If Ministers cannot solemnly deny my belief about the participation of intelligence, on whose ministerial authority, if any, did the search of Miss Murrell's home take place? Was there clearance, or was this the intelligence services "doing their own thing"? Did they do it on political orders, and if so, on whose orders? Some of us have had increasing misgivings about the role of the intelligence services in this country—again I say this in the presence of my hon. Friend the Member for Bolsover—in connection with the miners' strike.

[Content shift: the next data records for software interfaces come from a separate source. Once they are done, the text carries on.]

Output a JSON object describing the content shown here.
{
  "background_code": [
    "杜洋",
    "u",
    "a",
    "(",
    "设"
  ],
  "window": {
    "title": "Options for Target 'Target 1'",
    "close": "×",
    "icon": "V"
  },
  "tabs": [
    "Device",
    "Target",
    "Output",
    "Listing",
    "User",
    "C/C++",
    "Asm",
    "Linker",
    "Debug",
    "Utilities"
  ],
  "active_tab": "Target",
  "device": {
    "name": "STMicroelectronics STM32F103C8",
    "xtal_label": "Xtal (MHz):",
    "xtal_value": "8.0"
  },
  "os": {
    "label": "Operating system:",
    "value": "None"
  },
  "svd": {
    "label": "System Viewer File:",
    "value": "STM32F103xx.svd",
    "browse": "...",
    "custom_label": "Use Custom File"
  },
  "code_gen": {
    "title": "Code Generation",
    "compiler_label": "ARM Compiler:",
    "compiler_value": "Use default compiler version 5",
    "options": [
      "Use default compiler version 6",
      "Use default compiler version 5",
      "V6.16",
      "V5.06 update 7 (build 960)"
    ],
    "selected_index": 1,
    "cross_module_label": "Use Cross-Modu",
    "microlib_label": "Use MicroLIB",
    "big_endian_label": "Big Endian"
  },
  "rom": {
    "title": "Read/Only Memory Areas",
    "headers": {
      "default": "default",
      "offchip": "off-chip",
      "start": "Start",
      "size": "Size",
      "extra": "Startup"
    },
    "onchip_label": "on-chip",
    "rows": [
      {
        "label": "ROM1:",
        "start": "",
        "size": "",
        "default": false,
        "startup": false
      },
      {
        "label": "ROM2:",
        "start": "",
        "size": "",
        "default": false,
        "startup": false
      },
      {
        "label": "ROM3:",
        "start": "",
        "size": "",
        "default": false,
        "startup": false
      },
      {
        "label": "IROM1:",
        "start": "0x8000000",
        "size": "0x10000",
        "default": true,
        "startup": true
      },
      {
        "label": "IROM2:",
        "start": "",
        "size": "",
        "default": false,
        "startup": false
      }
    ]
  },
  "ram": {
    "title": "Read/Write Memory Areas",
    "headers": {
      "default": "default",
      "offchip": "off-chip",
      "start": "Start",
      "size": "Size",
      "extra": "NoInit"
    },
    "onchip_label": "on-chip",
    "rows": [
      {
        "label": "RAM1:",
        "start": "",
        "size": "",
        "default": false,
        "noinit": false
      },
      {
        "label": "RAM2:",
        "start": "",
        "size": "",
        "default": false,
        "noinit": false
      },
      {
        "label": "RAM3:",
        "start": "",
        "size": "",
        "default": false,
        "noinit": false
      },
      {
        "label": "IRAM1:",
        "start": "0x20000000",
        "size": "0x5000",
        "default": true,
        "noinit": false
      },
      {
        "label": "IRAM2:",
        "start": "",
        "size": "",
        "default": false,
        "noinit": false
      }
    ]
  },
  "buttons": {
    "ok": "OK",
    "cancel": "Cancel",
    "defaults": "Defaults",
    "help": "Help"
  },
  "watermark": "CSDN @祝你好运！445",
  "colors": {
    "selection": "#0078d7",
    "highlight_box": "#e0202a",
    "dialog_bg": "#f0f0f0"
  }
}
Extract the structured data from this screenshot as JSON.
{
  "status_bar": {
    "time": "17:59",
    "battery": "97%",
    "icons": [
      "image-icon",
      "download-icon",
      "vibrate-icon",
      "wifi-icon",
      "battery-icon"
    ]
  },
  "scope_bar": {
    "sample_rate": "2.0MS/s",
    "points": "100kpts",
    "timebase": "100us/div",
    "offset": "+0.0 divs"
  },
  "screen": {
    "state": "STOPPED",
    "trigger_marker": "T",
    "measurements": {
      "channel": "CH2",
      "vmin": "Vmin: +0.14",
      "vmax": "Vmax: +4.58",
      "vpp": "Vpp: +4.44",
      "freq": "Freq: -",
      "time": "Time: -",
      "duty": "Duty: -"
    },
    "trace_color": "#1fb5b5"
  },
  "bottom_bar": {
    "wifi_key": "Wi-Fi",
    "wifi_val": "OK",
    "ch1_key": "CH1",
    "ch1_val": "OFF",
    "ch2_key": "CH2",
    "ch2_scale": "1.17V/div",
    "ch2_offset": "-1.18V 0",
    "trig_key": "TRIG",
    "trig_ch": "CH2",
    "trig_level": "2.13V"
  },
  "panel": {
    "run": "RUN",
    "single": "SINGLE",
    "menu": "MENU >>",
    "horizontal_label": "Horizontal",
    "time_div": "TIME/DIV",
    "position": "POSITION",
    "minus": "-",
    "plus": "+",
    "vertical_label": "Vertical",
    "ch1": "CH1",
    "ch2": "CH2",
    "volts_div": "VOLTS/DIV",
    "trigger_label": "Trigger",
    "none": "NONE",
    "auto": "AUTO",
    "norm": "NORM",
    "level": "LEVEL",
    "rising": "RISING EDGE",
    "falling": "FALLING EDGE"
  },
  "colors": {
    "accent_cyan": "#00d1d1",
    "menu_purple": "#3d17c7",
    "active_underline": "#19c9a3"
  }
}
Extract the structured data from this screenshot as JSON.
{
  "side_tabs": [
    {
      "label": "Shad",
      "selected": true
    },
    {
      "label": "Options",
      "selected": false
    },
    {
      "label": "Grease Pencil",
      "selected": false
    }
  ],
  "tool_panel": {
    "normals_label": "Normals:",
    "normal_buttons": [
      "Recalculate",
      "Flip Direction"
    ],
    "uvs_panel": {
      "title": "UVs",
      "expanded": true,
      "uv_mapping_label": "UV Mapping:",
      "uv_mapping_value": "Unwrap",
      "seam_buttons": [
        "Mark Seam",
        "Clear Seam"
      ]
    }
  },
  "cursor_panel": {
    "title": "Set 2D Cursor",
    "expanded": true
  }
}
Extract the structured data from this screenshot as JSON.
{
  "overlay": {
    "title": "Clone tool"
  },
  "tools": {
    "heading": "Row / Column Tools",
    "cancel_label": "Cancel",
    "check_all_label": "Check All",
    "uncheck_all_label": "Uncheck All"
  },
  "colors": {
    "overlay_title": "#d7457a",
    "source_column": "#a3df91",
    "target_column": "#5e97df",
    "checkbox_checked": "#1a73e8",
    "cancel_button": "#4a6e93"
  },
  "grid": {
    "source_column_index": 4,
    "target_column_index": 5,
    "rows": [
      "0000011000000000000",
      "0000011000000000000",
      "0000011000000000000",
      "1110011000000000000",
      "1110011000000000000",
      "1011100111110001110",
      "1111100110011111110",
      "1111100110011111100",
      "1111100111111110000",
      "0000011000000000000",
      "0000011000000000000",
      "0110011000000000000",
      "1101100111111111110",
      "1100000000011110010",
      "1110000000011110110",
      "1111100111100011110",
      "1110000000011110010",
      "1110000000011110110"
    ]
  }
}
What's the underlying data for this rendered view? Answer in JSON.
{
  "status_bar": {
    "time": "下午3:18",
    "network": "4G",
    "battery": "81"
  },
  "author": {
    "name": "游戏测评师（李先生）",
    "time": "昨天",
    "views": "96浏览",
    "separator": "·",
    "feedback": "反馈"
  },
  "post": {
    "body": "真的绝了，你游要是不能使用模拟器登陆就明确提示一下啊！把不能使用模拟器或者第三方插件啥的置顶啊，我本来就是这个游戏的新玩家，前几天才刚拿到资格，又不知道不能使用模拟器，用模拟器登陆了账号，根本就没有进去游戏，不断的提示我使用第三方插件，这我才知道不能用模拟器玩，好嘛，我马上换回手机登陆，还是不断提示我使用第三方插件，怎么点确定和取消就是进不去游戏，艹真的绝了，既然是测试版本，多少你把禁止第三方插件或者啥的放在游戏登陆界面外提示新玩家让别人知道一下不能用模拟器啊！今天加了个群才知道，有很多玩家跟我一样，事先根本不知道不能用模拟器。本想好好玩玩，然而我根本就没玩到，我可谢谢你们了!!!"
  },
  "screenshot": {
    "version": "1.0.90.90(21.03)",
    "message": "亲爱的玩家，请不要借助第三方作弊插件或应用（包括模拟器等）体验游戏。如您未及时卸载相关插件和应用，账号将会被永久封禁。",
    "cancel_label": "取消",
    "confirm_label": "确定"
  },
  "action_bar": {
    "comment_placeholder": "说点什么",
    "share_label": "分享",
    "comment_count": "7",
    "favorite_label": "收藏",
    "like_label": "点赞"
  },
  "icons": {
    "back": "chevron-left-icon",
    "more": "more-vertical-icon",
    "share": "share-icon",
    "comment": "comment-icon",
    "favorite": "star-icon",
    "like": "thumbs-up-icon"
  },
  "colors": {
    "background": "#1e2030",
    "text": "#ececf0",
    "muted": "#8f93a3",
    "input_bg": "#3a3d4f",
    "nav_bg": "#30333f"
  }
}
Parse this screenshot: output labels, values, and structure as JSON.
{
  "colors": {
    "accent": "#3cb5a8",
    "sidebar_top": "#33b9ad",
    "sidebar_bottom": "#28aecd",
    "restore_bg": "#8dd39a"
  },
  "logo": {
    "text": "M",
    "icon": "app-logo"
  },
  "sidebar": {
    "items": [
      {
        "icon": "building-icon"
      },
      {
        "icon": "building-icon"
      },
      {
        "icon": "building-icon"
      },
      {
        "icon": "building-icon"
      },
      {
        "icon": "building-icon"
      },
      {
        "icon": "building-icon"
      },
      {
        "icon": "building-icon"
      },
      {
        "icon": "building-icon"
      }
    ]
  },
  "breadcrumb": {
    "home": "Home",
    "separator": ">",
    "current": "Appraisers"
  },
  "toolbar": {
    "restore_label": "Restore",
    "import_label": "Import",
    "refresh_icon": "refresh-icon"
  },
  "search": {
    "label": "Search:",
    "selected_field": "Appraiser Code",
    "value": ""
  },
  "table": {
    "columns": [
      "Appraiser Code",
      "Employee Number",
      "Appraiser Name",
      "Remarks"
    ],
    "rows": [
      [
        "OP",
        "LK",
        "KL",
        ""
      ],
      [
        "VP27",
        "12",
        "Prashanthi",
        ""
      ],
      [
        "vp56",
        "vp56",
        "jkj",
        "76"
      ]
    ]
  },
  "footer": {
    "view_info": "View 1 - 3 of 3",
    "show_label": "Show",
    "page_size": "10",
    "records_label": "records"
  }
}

It is high time that there was a Select Committee of Privy Councillors to keep an eye on our intelligence services. Such a Select Committee would be a more appropriate forum than a Consolidated Fund debate, but until that happens, and given my opinion of present senior Ministers—un-British in their behaviour compared with Ministers of previous Governments — I have no alternative but to ask these questions under the cloak of parliamentary privilege, none of the situations for which the privileges of the House of Commons exist.

I ought to add that Commander Rob Green was, I am told, the person who physically sent the signal to Conqueror that sank the Belgrano. I understand from his friends that he was also responsible for passing signals from Endurance which had shown beyond any reasonable doubt that an invasion of the Falklands was likely to happen.

Rob Green considered the Falklands to be an unnecessary war, and the Belgrano sinking appalled him—albeit he judged it to be an unfortunate necessity—as it did some other senior officers of the senior service. He took early retirement after 20 years in the Navy and left. From this Prime Minister and her colleagues he would come under suspicion. It is from the head of our security services that Parliament should be demanding an explanation, because of one thing I am certain—that there are persons in Westminster and Whitehall who know a great deal more about the violent death of Miss Hilda Murrell than they have so far been prepared to divulge.